Of All The Ways To Lose A Cat



In Column One in the L.A. Times, Kim Murphy wrote about recently finding her nearly-dead cat hidden in a window seat nine weeks after going missing. Mostly a happy ending, although the cat may be left with long-term neurological damage.
Kim prefaces Bess’ story with a telling of the unfortunate ends her other cats have met: TWO cats at different times fell to their deaths from balconies. One was hit by a bus. Another survived being run through the dryer. At one point, the Animal Welfare Society in London would not approve her application to adopt a cat, ostensibly because she lived on a bus route. (Read the Column for the context.)
Which brings us to Bess:

Bess disappeared Sept. 28.

We were having a barbecue that night, with lots of loud music and friends and kids and a rambunctious dog. The next morning, when no one could find Bess, we feared the worst.

…We printed up posters and tacked them around the neighborhood. We knocked on doors, walked up and down streets calling her name, placed her toys and my daughter’s nightgown in the yard to entice her with familiar smells.

Eventually, even the children admitted she wasn’t coming home.

On Nov. 30 … we had another blowout party. I made chicken tacos, my neighbor’s boyfriend made pitchers of margaritas; we built a fire on the deck and smoked cigars under the stars. Afterward, I stood in the kitchen doing dishes while my friend Kris and her daughter, Sophie, talked in the living room.

There was something in Kris’ voice when she called my name that felt like walking into a freezer. “What?” I asked.

“Kim,” she said again. “Come here.”

I walked slowly into the living room. Then I heard it: a low, weak, persistent “meow” coming from inside the window seat, a bench with a hinged door, that Kris and Sophie had opened up.

A small part of me celebrated before I even got across the room. The rest of me melted in horror. It had been nearly nine weeks since Bess disappeared, probably sneaking into the open window seat when no one was watching. Nine weeks locked in a box, without food and water, or even much air. What was left? What was meowing?

As a war correspondent, I have been trained to put my emotions aside in times of danger, assess the situation and act quickly. This I tried to do. I scooped up the tiny bundle of ragtag fur that was Bess — leaking a clear, viscous fluid — and carried her to the kitchen. I grabbed the turkey baster, filled it with water and tried to inject it into her mouth, which was gaping and unresponsive except for the weak howl that came out every few seconds.

I grabbed the phone and called my brother, who is a veterinarian in Bremerton, about half an hour away. He gave me directions to the nearest emergency clinic. Wrapping Bess in a large towel, I climbed into Kris’ car and we sped off.

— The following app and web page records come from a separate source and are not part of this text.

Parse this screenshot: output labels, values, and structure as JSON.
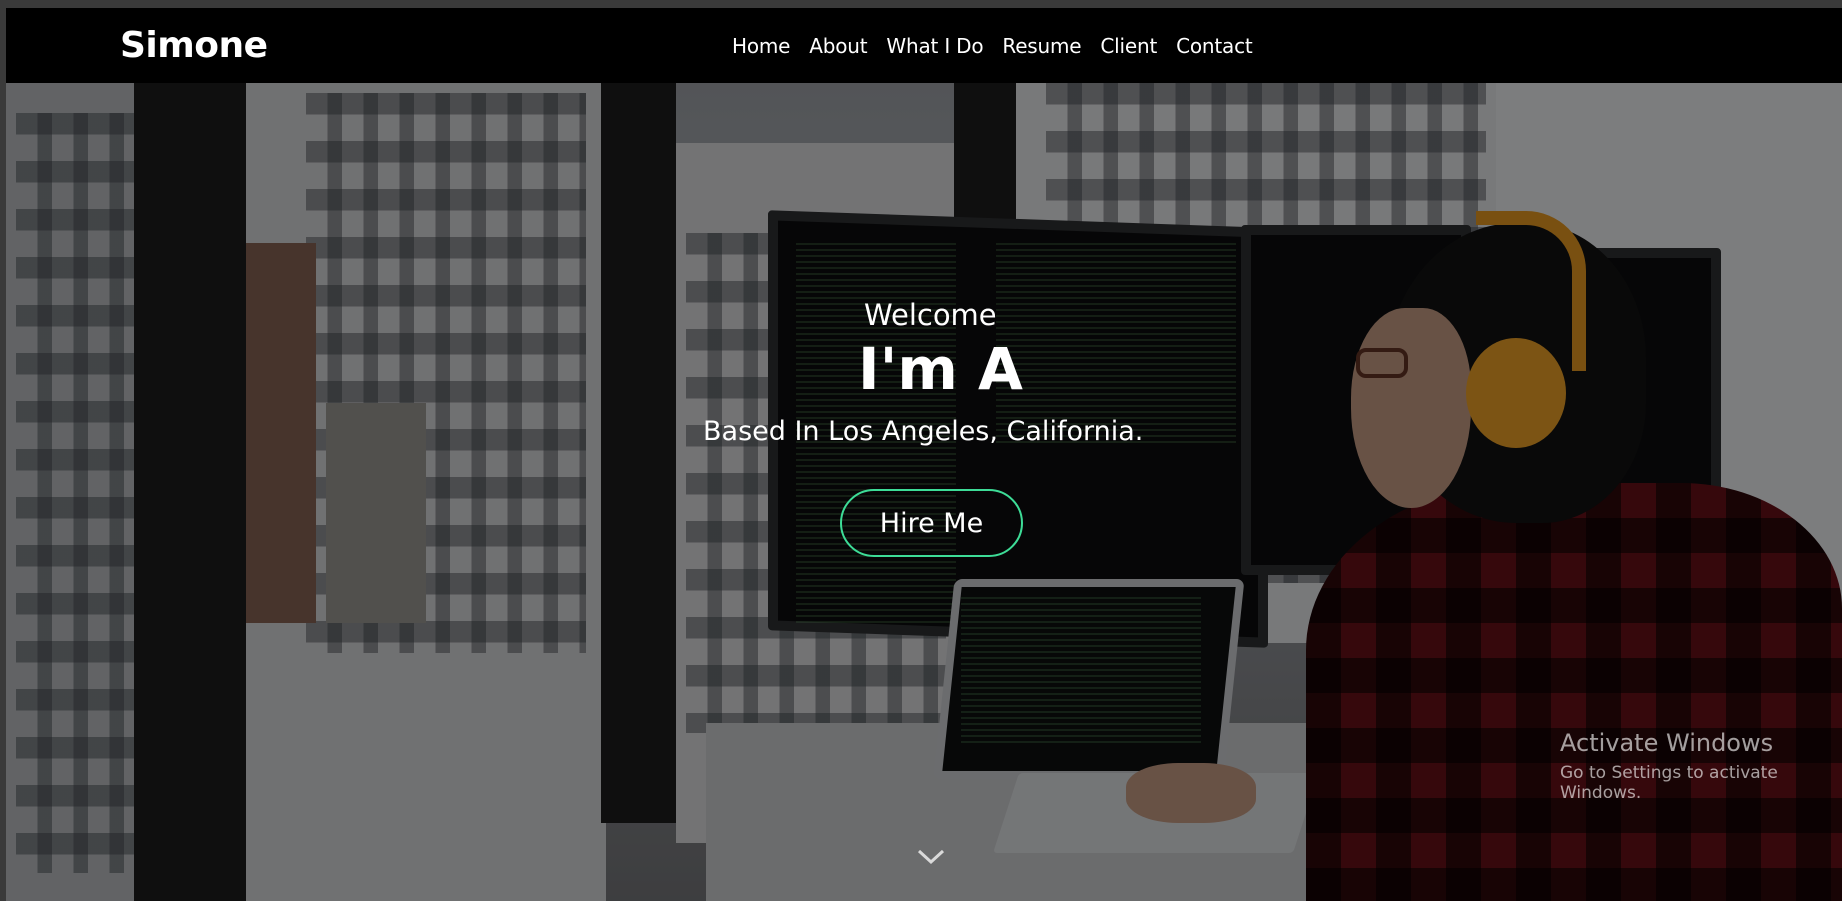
{
  "brand": {
    "logo": "Simone"
  },
  "nav": {
    "items": [
      {
        "label": "Home"
      },
      {
        "label": "About"
      },
      {
        "label": "What I Do"
      },
      {
        "label": "Resume"
      },
      {
        "label": "Client"
      },
      {
        "label": "Contact"
      }
    ]
  },
  "hero": {
    "welcome": "Welcome",
    "headline": "I'm A",
    "location": "Based In Los Angeles, California.",
    "cta_label": "Hire Me",
    "scroll_icon": "chevron-down-icon",
    "accent_color": "#3ddc97"
  },
  "watermark": {
    "title": "Activate Windows",
    "subtitle": "Go to Settings to activate Windows."
  }
}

I spent all that night at Bess’ side as the doctor and technicians pumped an IV sugar solution into her veins and offered her a small plate of food. Like a mad creature, Bess lunged and bit everything in sight, including my finger, and nearly broke her teeth on the spoon as I helped push the food toward her mouth.

She weighed just 4.7 pounds. Her blood was heavy with salt. As morning dawned, she began having seizures — a signal of possible brain damage from the dehydration or a phenomenon known as “refeeding syndrome,” a potentially fatal metabolic crisis seen in the survivors of World War II concentration camps that can occur when victims of starvation are fed too quickly.

For the next few days, we visited Bess every evening. She was blind. She could barely raise her head, which was oddly bowed toward the ground in a classic sign of thiamine and potassium deficiency. She continued to have what the doctors chillingly described as “neurological events.”

Slowly, however, she got better. After four days, when the vet bills were approaching $3,000, we brought her home. [Read the whole column here.]

So, I finished reading this, was feeling all warm and fuzzy and happy that Bess was okay, and then I started thinking that the Animal Welfare Society in London might have been wise not to allow Kim to adopt a cat. Just like humans who love kids but have no parental skills, Kim may be a cat lover, but it sounds like she comes up a little short in the caregiving department when it comes to cats. (Not one, but TWO of her cats fell to their deaths from balconies?)

Let’s see… loud party with a rambunctious dog. How about checking all the hidey places in the house where a terrified cat might go for refuge, including (am I the only one who thinks this is a no-brainer?) — the window seat.

What do you think? A series of unfortunate events for a jinxed cat lover, or someone who seriously needs to learn how to properly care for and protect her feline charges?